• Oct 25th 2010, 06:48 PM
Zamzen
falling body
A free falling body has no initial velocity. Its mass is 80kg and the air resistence is proportional to the velocity squared with the proportional constant 0.16kg/m.Let velocity be y m/s and x s. And the question is to put up a differential equation for this.

My attempt at the solution.
y(0)=0 (easy part). Now my thinking about the equation itself goes something like this.
F=ma
a=9.82
F(t) = F-Fr(t) (Fr=Air resistance)
ma(t)=ma- v^2 * 0.16(t)
divide it all by m which is 80
a(t) = 9.82 - 0.002v^2(t)
swapping out v(t) for y and a(t) for dy/dt
dy/dt=9.82 - 0.002y^2
which is correct according to the text book.
My issue is That it seems that i have solved for the accelration and not for the velocity itself. Im thankful if anyone could explain this.
• Oct 25th 2010, 10:11 PM
mr fantastic
Quote:

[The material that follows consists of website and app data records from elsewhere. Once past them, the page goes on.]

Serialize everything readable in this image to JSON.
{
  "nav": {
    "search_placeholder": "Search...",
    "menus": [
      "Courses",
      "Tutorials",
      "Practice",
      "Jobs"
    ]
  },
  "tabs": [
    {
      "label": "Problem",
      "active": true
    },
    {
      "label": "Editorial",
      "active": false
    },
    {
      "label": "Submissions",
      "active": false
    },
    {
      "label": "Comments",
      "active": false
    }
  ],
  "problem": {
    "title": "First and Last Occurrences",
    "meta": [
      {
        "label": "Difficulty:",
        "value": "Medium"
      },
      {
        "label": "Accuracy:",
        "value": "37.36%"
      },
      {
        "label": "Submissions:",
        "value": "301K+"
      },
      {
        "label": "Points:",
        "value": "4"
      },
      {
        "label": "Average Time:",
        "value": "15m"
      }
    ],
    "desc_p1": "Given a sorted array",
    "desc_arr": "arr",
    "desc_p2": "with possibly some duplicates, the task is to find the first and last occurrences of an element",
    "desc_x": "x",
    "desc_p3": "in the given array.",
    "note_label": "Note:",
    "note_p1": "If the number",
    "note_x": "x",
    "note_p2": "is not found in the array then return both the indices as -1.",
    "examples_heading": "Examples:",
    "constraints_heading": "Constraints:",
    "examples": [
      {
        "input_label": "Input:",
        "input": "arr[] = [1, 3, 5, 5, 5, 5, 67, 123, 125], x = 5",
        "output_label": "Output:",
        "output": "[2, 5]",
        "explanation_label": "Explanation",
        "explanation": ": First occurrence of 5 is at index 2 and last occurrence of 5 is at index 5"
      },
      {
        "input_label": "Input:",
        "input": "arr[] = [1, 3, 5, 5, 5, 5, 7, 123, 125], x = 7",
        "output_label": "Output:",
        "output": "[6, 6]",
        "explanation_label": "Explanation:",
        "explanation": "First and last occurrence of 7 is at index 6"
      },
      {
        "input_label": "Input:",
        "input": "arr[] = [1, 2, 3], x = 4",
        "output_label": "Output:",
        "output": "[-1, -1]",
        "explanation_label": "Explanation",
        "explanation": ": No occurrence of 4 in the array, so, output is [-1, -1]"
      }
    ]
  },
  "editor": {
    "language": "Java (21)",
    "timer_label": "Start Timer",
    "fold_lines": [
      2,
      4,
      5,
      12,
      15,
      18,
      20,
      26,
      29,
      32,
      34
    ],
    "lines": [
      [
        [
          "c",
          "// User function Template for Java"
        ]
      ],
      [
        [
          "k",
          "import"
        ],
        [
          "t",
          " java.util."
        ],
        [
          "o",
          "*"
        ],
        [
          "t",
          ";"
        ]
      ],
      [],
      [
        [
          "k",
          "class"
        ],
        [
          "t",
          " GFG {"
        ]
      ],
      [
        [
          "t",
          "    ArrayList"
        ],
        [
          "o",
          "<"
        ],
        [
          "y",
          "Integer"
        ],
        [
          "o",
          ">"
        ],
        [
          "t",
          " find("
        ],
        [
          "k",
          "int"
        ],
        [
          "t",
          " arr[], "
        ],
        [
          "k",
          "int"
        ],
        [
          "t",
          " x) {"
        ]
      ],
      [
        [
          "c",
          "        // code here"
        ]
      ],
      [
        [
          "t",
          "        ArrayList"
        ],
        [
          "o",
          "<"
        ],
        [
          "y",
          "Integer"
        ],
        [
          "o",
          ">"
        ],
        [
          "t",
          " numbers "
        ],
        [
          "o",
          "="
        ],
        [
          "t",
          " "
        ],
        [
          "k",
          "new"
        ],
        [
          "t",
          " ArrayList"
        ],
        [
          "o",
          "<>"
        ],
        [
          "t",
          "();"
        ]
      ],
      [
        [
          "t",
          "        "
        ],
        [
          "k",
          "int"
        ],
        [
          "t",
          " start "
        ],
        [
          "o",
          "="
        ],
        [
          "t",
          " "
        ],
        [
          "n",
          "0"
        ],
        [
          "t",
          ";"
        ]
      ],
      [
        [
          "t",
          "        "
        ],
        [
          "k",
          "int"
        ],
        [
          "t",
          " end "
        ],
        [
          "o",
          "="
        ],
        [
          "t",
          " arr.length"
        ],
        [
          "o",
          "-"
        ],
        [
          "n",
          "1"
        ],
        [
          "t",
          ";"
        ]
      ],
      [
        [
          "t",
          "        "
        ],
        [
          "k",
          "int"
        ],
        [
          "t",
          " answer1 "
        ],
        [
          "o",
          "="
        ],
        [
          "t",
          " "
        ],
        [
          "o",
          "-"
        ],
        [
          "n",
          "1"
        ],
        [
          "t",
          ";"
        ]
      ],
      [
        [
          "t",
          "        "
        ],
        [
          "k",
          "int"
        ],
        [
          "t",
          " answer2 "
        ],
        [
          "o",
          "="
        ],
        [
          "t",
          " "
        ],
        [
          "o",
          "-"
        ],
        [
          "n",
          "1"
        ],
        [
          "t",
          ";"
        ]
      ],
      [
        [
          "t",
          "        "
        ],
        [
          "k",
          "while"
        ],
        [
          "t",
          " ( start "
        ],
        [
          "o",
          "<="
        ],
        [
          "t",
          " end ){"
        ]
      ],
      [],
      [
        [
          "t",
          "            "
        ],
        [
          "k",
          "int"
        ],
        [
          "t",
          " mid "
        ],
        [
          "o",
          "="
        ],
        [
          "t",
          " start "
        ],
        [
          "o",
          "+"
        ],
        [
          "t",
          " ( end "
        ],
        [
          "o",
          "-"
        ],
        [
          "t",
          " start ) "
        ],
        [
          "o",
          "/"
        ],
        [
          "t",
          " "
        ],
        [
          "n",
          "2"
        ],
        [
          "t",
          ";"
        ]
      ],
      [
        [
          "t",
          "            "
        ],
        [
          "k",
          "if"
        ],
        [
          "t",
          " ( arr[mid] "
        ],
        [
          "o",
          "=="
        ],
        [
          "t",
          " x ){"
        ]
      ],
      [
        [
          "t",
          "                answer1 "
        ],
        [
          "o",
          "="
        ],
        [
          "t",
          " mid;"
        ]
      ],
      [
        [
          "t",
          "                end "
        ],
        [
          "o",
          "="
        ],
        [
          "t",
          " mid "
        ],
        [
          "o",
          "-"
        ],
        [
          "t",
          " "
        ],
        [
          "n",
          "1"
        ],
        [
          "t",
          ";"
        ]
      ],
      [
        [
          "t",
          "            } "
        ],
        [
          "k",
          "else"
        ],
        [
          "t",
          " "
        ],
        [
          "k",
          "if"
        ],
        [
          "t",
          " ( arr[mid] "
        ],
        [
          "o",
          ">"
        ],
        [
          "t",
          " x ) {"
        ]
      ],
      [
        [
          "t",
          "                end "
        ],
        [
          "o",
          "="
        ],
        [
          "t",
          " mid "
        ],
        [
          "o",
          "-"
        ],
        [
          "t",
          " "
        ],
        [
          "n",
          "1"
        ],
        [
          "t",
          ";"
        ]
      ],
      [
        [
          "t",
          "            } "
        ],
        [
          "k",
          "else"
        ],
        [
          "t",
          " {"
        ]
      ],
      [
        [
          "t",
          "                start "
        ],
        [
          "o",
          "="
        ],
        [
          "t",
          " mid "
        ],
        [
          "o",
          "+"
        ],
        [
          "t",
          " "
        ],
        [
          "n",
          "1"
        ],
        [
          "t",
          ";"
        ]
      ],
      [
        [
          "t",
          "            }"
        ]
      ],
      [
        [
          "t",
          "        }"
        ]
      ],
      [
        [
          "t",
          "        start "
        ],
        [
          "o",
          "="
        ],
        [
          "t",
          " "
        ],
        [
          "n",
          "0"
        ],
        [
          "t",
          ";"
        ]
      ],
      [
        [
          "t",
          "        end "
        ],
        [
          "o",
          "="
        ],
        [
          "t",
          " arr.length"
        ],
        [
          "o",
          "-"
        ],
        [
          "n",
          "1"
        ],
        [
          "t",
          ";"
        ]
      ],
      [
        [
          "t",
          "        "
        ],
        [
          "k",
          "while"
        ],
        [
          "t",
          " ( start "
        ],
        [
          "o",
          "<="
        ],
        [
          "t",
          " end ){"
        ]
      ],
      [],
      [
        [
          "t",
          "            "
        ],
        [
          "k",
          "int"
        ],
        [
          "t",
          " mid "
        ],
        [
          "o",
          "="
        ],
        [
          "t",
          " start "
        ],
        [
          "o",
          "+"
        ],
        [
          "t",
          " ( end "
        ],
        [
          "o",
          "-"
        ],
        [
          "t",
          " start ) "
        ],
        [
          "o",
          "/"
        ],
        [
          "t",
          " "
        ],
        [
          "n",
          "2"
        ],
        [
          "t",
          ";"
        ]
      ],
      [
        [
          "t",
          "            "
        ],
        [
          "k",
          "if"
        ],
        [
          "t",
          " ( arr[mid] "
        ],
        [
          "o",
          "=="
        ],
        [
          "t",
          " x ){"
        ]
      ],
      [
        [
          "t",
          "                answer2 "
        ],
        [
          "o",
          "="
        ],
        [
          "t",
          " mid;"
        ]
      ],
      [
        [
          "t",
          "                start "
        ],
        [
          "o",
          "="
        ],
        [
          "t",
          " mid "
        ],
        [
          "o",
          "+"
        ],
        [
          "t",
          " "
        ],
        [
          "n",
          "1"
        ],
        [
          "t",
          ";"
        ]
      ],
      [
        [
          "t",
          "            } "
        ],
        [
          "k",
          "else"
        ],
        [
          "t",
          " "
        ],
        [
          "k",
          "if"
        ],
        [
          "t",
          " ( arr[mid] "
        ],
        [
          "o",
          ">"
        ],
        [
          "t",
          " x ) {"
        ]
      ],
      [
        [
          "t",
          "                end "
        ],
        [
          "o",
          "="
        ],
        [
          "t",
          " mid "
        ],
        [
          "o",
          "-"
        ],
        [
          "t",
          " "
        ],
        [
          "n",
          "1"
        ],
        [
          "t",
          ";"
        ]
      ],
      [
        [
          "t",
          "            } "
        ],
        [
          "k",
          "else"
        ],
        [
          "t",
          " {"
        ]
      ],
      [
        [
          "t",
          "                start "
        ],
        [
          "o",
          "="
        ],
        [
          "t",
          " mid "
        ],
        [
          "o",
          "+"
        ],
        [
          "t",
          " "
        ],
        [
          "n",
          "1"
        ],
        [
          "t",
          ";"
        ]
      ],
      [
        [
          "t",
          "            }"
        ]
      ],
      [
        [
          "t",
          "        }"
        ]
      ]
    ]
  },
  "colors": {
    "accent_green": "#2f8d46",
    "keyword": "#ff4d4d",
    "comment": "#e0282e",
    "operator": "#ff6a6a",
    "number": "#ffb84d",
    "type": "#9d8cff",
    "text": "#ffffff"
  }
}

Originally Posted by Zamzen
A free falling body has no initial velocity. Its mass is 80kg and the air resistence is proportional to the velocity squared with the proportional constant 0.16kg/m.Let velocity be y m/s and x s. And the question is to put up a differential equation for this.

My attempt at the solution.
y(0)=0 (easy part). Now my thinking about the equation itself goes something like this.
F=ma
a=9.82
F(t) = F-Fr(t) (Fr=Air resistance)
ma(t)=ma- v^2 * 0.16(t)
divide it all by m which is 80
a(t) = 9.82 - 0.002v^2(t)
swapping out v(t) for y and a(t) for dy/dt
dy/dt=9.82 - 0.002y^2
which is correct according to the text book.
My issue is That it seems that i have solved for the accelration and not for the velocity itself. Im thankful if anyone could explain this.

Using the symbol v instead of the (stupid) symbol y:

dv/dt = 9.82 - 0.002v^2

which, perhaps more obviously now, is obviously a DE for the velocity. Solve it and you get v.